*Data records for software interfaces*:
*-*-*
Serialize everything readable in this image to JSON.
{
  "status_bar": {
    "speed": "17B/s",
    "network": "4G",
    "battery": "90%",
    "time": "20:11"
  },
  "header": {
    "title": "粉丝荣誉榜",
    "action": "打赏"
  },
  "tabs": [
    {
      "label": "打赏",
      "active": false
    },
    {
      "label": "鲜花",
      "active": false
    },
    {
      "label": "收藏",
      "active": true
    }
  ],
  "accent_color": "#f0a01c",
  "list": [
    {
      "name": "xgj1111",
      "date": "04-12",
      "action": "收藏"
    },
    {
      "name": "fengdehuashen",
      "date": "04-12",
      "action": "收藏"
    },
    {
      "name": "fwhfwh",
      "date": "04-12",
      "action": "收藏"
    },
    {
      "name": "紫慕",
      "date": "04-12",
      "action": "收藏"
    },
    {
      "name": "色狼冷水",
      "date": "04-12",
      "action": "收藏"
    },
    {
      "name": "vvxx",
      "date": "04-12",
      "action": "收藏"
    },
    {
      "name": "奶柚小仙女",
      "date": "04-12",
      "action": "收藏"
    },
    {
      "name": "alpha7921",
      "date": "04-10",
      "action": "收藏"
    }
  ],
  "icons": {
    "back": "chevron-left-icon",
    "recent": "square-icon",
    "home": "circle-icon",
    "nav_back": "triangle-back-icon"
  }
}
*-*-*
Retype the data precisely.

Serialize everything readable in this image to JSON.
{
  "status_bar": {
    "speed": "17B/s",
    "network": "4G",
    "battery": "90%",
    "time": "20:11"
  },
  "header": {
    "title": "粉丝荣誉榜",
    "action": "打赏"
  },
  "tabs": [
    {
      "label": "打赏",
      "active": false
    },
    {
      "label": "鲜花",
      "active": false
    },
    {
      "label": "收藏",
      "active": true
    }
  ],
  "accent_color": "#f0a01c",
  "list": [
    {
      "name": "xgj1111",
      "date": "04-12",
      "action": "收藏"
    },
    {
      "name": "fengdehuashen",
      "date": "04-12",
      "action": "收藏"
    },
    {
      "name": "fwhfwh",
      "date": "04-12",
      "action": "收藏"
    },
    {
      "name": "紫慕",
      "date": "04-12",
      "action": "收藏"
    },
    {
      "name": "色狼冷水",
      "date": "04-12",
      "action": "收藏"
    },
    {
      "name": "vvxx",
      "date": "04-12",
      "action": "收藏"
    },
    {
      "name": "奶柚小仙女",
      "date": "04-12",
      "action": "收藏"
    },
    {
      "name": "alpha7921",
      "date": "04-10",
      "action": "收藏"
    }
  ],
  "icons": {
    "back": "chevron-left-icon",
    "recent": "square-icon",
    "home": "circle-icon",
    "nav_back": "triangle-back-icon"
  }
}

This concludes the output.